Facebook has established tools and procedures to ensure bias doesn’t creep into hiring and performance review processes.
For example, each interviewer writes and logs feedback following each job interview – independently. And each interviewer gets to see everyone else’s opinions – but only once they’ve submitted their own, minimising chance of pressure from other interviewers.
Facebook also administers biannual 360-degree reviews, bringing feedback from all directions of the organisational hierarchy. Managers are reviewed by their teams, and also by colleagues outside their teams, And that feedback is reviewed by multiple people – including HR – to ensure friendships or personal conflicts between staff don’t get in the way of transparency and fairness.
5) Train leaders to recognise and inhibit politics
Parikh says this step is probably the most important of all – and the most difficult. ‘Politics’ can be an easy scapegoat when work is difficult, so managers at Facebook are trained to help staff get to the core of any issues.
If a staff member cites politics as the cause of a problem, managers should try to dig deeper by asking questions like, ‘What do you mean by that?’ or ‘Can you tell me the specifics of the situation?’ to get to the source of what the person has experienced.

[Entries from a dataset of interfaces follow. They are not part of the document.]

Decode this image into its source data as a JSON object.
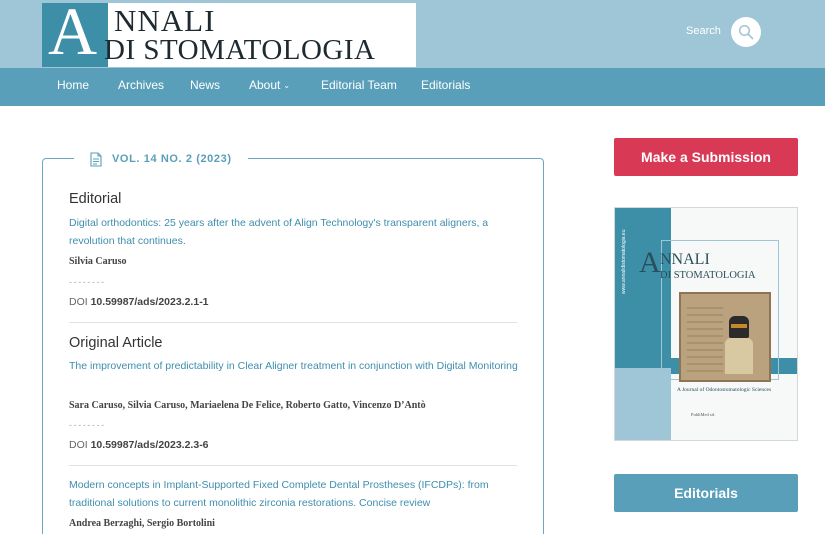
{
  "brand": {
    "logo_letter": "A",
    "logo_line1": "NNALI",
    "logo_line2": "DI STOMATOLOGIA"
  },
  "search": {
    "label": "Search",
    "icon": "search-icon"
  },
  "nav": {
    "items": [
      {
        "label": "Home"
      },
      {
        "label": "Archives"
      },
      {
        "label": "News"
      },
      {
        "label": "About",
        "has_dropdown": true
      },
      {
        "label": "Editorial Team"
      },
      {
        "label": "Editorials"
      }
    ]
  },
  "issue": {
    "icon": "document-icon",
    "title": "VOL. 14 NO. 2 (2023)",
    "sections": [
      {
        "title": "Editorial",
        "articles": [
          {
            "title": "Digital orthodontics: 25 years after the advent of Align Technology's transparent aligners, a revolution that continues.",
            "authors": "Silvia Caruso",
            "separator": "--------",
            "doi_label": "DOI",
            "doi": "10.59987/ads/2023.2.1-1"
          }
        ]
      },
      {
        "title": "Original Article",
        "articles": [
          {
            "title": "The improvement of predictability in Clear Aligner treatment in conjunction with Digital Monitoring",
            "authors": "Sara Caruso, Silvia Caruso, Mariaelena De Felice, Roberto Gatto, Vincenzo D’Antò",
            "separator": "--------",
            "doi_label": "DOI",
            "doi": "10.59987/ads/2023.2.3-6"
          },
          {
            "title": "Modern concepts in Implant-Supported Fixed Complete Dental Prostheses (IFCDPs): from traditional solutions to current monolithic zirconia restorations. Concise review",
            "authors": "Andrea Berzaghi, Sergio Bortolini"
          }
        ]
      }
    ]
  },
  "sidebar": {
    "submit_label": "Make a Submission",
    "submit_color": "#d83a55",
    "cover": {
      "letter": "A",
      "line1": "NNALI",
      "line2": "DI STOMATOLOGIA",
      "subtitle": "A Journal of Odontostomatologic Sciences",
      "publisher": "PubliMed srl.",
      "side_text": "www.annalidistomatologia.eu"
    },
    "editorials_label": "Editorials"
  },
  "colors": {
    "header_bg": "#9ec6d6",
    "nav_bg": "#5a9fb9",
    "accent": "#3f8ead",
    "submit": "#d83a55"
  }
}
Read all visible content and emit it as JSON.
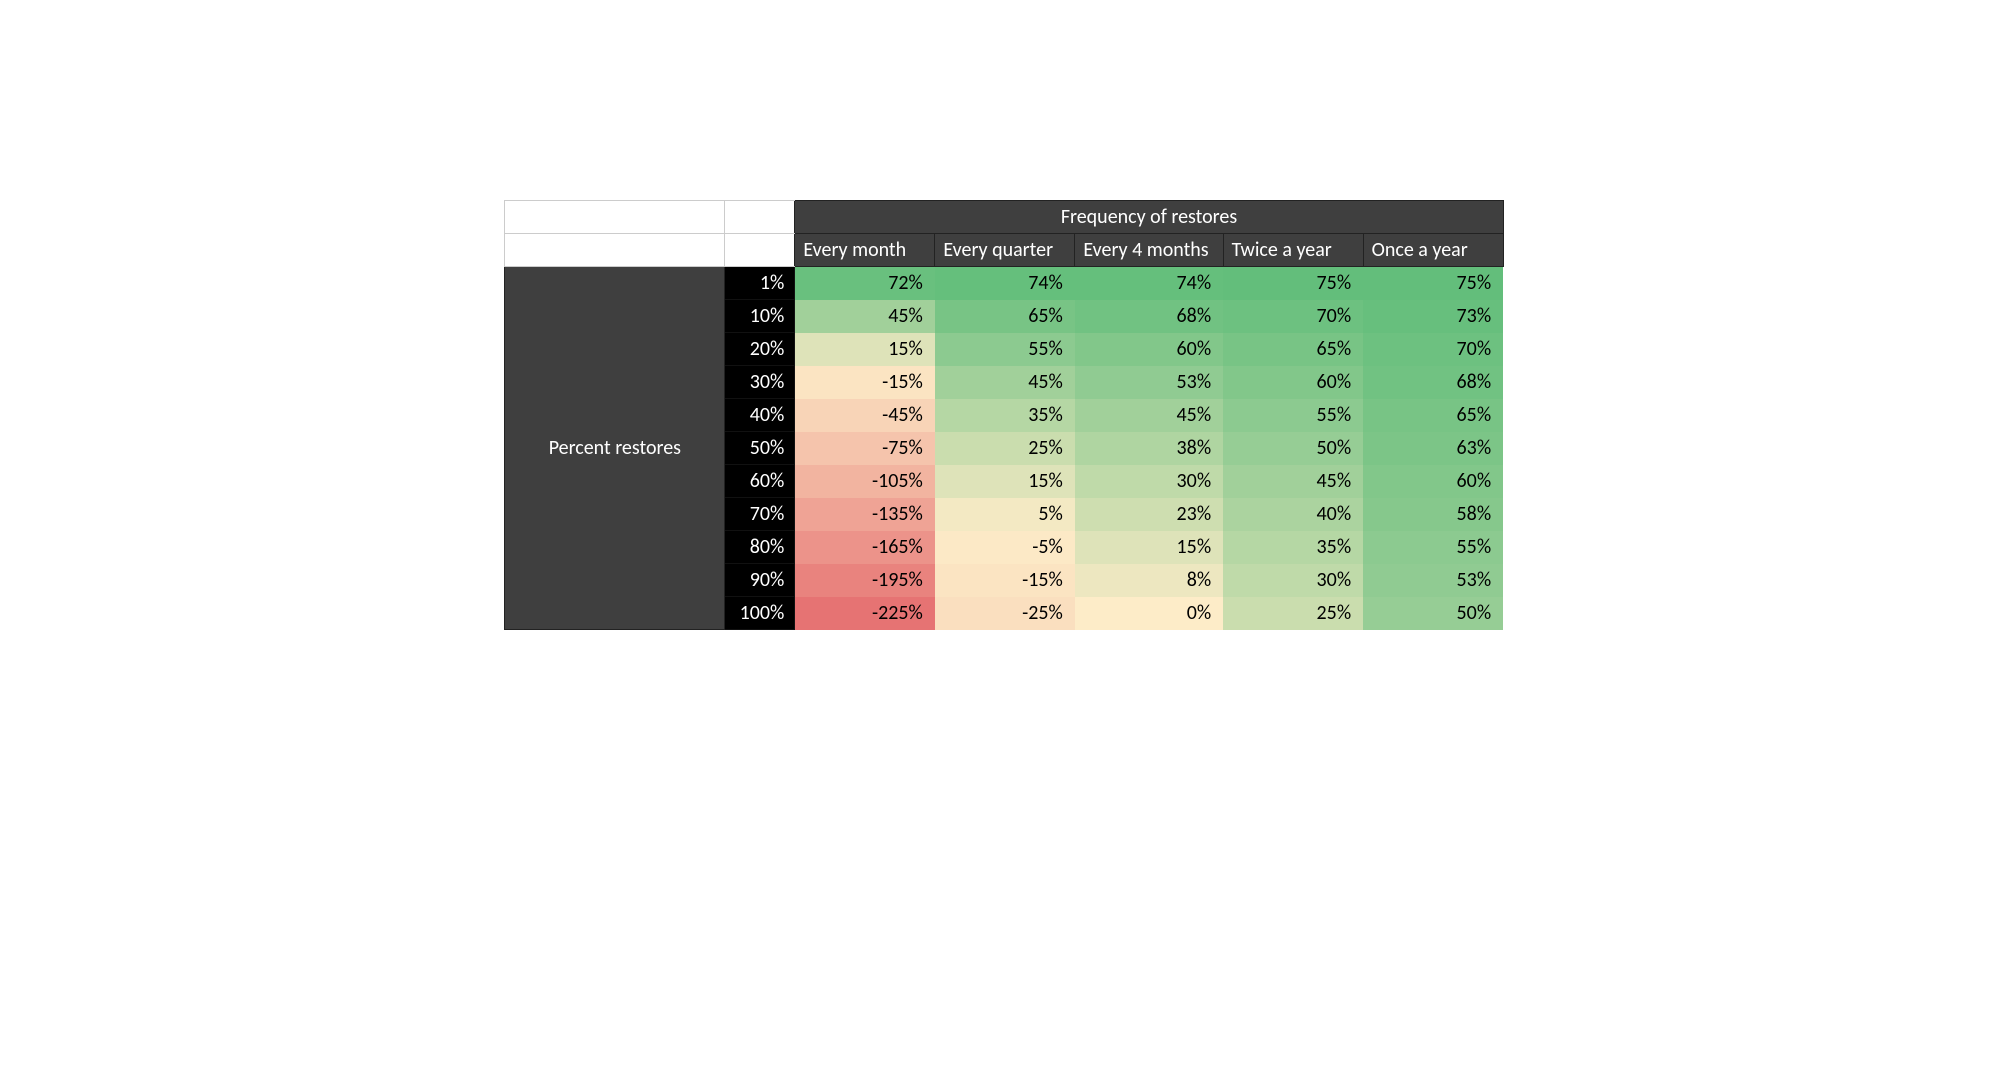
{
  "chart_data": {
    "type": "heatmap",
    "title": "Frequency of restores",
    "row_axis_label": "Percent restores",
    "columns": [
      "Every month",
      "Every quarter",
      "Every 4 months",
      "Twice a year",
      "Once a year"
    ],
    "rows": [
      "1%",
      "10%",
      "20%",
      "30%",
      "40%",
      "50%",
      "60%",
      "70%",
      "80%",
      "90%",
      "100%"
    ],
    "values": [
      [
        72,
        74,
        74,
        75,
        75
      ],
      [
        45,
        65,
        68,
        70,
        73
      ],
      [
        15,
        55,
        60,
        65,
        70
      ],
      [
        -15,
        45,
        53,
        60,
        68
      ],
      [
        -45,
        35,
        45,
        55,
        65
      ],
      [
        -75,
        25,
        38,
        50,
        63
      ],
      [
        -105,
        15,
        30,
        45,
        60
      ],
      [
        -135,
        5,
        23,
        40,
        58
      ],
      [
        -165,
        -5,
        15,
        35,
        55
      ],
      [
        -195,
        -15,
        8,
        30,
        53
      ],
      [
        -225,
        -25,
        0,
        25,
        50
      ]
    ],
    "value_suffix": "%",
    "color_scale": {
      "min": -225,
      "min_color": "#e67373",
      "mid": 0,
      "mid_color": "#fdecc8",
      "max": 75,
      "max_color": "#63be7b"
    }
  }
}
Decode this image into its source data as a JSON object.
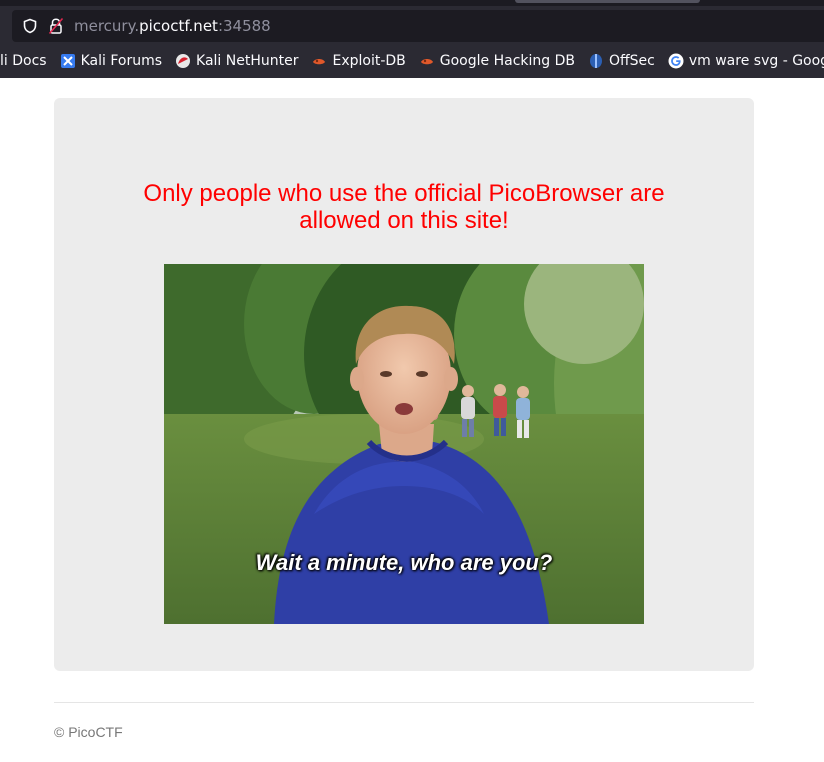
{
  "browser": {
    "url": {
      "subdomain": "mercury.",
      "domain": "picoctf.net",
      "port": ":34588"
    },
    "bookmarks": [
      {
        "label": "li Docs",
        "icon": "kali-docs-icon"
      },
      {
        "label": "Kali Forums",
        "icon": "kali-forums-icon"
      },
      {
        "label": "Kali NetHunter",
        "icon": "kali-nethunter-icon"
      },
      {
        "label": "Exploit-DB",
        "icon": "exploit-db-icon"
      },
      {
        "label": "Google Hacking DB",
        "icon": "google-hacking-db-icon"
      },
      {
        "label": "OffSec",
        "icon": "offsec-icon"
      },
      {
        "label": "vm ware svg - Google …",
        "icon": "google-icon"
      }
    ]
  },
  "page": {
    "message_line1": "Only people who use the official PicoBrowser are",
    "message_line2": "allowed on this site!",
    "image_caption": "Wait a minute, who are you?",
    "footer": "© PicoCTF"
  },
  "colors": {
    "message": "#ff0000",
    "panel": "#ececec",
    "footer_text": "#777777"
  }
}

Parikh says that often when staff are upset about a “political” decision, the issue is in fact due to poor communication. A manager who’s trained to communicate well can bring the true reasons for a decision to light by providing additional context about the organisation’s priorities.
These tactics won’t completely eliminate politics of course, but they’ll help to create a more open and accountable culture where political manoeuvring is minimised.
And if you experience resistance to these strategies from within your organisation? Work at least to embed them in your team: make your expectations clear, lead by example and hold yourself and your team accountable instead of placing blame on others. ‘The team you support’ will be all the better for it.
Do you try to avoid politics in your organisation or in your team? We’d love it if you’d share your ideas for other NFPs in the comments below.